  4. I did very well in the book-learning part of school, but I'm truly directionally challenged. I usually get left and right correctly (although I have to think about it) but north south east and west are more confusing any time I'm not facing north. My daughter had a lot of trouble with telling time and tying bows when she was little. She learned easily in other ways, but those particular things were a challenge.
    So, you are definitely not alone!

  5. My suspicion is that you are not uncommon at all. I think everyone has areas that are problematic. I was good in school and learned most things quickly but I have NO mechanical sense, truly none. My daughter when she was in elementary school could figure things out before I could. A friend of mine tested my IQ when she was studying psychology. I think it would have been a high score had I not flunked the puzzle parts.

  6. Pat - That's really interesting research. Strangely, I have no problem with compass directions, only left and right! I'd be interested to know at what point humans started using the concept of left and I can feel myself getting nicely sidetracket from everything I need to be doing.

    Roseki - as I found out! :)

    Janie - Glad you have GPS for your rides then. Utah looks like somewhere I would NOT want to get lost in, seems like you could be out there for a while!

    mountain mama - I'm beginning to think that maybe the 'what are you talking about it's so obvious' crowd are actually the minority...or maybe they don't know either and are just bluffing!

    What's often puzzled me about IQ tests is the way that people really think that your score means how intelligent you are, when really it shows what our society thinks of as 'intelligence' - if, say, fishing, socialising or dancing were tested, well...some 'intelligent' people would be very dumb indeed.

  7. Confession - I still count on my fingers. I have a first class honours degree and a PhD in French, but I don't - can't - do numbers. Now I look at my children's maths and I neither understand nor remember ANYTHING mathematical I was taught at school other than functional addition and subtraction. Preferably with a calculator, but fingers will also do. (and I missed out the questions with numbers in my IQ test...)

    My teenage daughter also does not do right and left. She is a very talented musician, but right and left are a mystery to her.

  8. What a fantastic post!!!

    And so brave (though not at all surprising) of you to confess. It's what I love about your blog! How authentic and honest you are. I always tell parents expecting a baby and worried sick about screwing the baby up that it's the imperfections in people that make them so interesting. Perfect parenting = boring child.

    The brain will always fascinate me. Mr B's is quite the tangle -- and it makes him an incredibly creative teacher. He can hear every conversation going on in the room. (That would sound like a cacophony to me!) He uses the wrong words for things all the time--and it totally throws kids off and they are fascinated.

    I can't "dial" (what's the modern digital version of that?) a phone number right the first time to save my life -- unless I go very very slowly and deliberately. Someone once called it a sequencing disorder. Who knows?

    I also write "send" for "sent" and vice versa. I'm a horrific speller, but have been told I'm a good writer. I add extra consonants in words all the time--and they get published! (Horrors!!!)

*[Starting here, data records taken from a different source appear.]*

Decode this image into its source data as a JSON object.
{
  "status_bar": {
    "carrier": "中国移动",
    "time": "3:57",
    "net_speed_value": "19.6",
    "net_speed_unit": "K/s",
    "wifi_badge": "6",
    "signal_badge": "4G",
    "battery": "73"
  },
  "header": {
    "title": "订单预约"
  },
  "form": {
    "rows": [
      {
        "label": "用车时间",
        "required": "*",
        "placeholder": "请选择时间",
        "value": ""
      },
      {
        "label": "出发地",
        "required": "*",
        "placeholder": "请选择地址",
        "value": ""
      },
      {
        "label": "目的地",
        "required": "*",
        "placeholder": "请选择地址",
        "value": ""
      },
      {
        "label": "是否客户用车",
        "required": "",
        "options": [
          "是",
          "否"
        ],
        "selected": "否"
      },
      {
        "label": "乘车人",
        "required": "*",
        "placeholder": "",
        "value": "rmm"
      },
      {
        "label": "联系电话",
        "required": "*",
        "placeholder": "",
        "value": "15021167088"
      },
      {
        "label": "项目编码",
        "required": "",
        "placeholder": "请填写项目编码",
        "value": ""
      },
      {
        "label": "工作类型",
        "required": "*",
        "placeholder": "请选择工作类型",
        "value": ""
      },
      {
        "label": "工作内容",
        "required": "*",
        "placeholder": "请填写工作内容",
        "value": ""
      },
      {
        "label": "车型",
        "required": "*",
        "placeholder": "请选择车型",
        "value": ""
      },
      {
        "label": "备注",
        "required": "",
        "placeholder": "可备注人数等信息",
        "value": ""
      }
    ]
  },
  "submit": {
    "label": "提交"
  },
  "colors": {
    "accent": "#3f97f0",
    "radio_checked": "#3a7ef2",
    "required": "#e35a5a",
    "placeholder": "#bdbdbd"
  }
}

    But worst of all, I'm cursed when it comes to domestic skills. I can cook a few things, but I mess up appliances left and right, accidentally set things afire, and the concept of baking positively gives me an anxiety attack

    So how's that for starters?

  9. Linda - There are some good things about the British education system - like being able to drop anything you hate at 16! I quite enjoy maths, and it's actually one of my favourite lessons to cover, but it just goes in one ear and out the other...Bad at remembering rules I guess (ha, perhaps that could be a new blog title!)

    Kathleen - Thanks. I think that if people could feel confident about saying what they can and can't do, and were taught that not being able to do something is quite normal, people would grow up with a lot more self belief and confidence.

    And yes, nothing like bat ears in the classroom. Given me many amusing moments over the last year or so! :)